======== Source records ========

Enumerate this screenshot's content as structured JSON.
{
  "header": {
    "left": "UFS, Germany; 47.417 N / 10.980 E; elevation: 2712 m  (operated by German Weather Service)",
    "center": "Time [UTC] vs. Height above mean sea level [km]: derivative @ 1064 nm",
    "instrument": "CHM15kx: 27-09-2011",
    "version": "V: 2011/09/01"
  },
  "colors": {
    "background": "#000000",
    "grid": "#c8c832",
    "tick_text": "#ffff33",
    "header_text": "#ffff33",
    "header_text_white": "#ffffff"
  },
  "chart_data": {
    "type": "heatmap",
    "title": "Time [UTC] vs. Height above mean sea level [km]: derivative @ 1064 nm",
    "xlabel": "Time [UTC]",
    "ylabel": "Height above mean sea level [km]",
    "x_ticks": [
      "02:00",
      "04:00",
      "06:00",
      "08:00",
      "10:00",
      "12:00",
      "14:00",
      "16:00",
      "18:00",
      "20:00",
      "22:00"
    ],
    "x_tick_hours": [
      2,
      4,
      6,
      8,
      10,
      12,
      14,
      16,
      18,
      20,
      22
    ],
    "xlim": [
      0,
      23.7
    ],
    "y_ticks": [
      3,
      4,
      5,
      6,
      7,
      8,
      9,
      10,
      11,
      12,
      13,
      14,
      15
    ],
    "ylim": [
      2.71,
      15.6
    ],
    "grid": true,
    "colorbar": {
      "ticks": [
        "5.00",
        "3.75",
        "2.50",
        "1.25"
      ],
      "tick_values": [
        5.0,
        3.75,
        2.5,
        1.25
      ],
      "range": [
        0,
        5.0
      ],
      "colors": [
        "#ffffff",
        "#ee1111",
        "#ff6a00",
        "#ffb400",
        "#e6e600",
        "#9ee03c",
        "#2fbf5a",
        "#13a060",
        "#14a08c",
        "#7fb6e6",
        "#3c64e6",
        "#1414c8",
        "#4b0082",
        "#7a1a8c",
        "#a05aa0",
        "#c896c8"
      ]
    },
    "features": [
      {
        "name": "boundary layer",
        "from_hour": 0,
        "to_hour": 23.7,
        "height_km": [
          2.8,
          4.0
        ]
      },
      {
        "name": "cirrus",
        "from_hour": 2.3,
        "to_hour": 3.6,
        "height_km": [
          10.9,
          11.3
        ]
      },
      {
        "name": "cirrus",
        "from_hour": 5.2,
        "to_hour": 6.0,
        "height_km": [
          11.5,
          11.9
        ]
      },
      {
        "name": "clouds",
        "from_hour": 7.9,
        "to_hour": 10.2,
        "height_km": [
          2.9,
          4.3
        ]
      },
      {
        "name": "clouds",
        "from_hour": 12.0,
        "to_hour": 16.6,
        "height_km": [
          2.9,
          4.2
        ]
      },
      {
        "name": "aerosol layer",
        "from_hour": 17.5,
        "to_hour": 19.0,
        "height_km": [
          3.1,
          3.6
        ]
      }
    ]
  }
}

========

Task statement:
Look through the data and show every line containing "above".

Solution below:
    "center": "Time [UTC] vs. Height above mean sea level [km]: derivative @ 1064 nm",
    "title": "Time [UTC] vs. Height above mean sea level [km]: derivative @ 1064 nm",
    "ylabel": "Height above mean sea level [km]",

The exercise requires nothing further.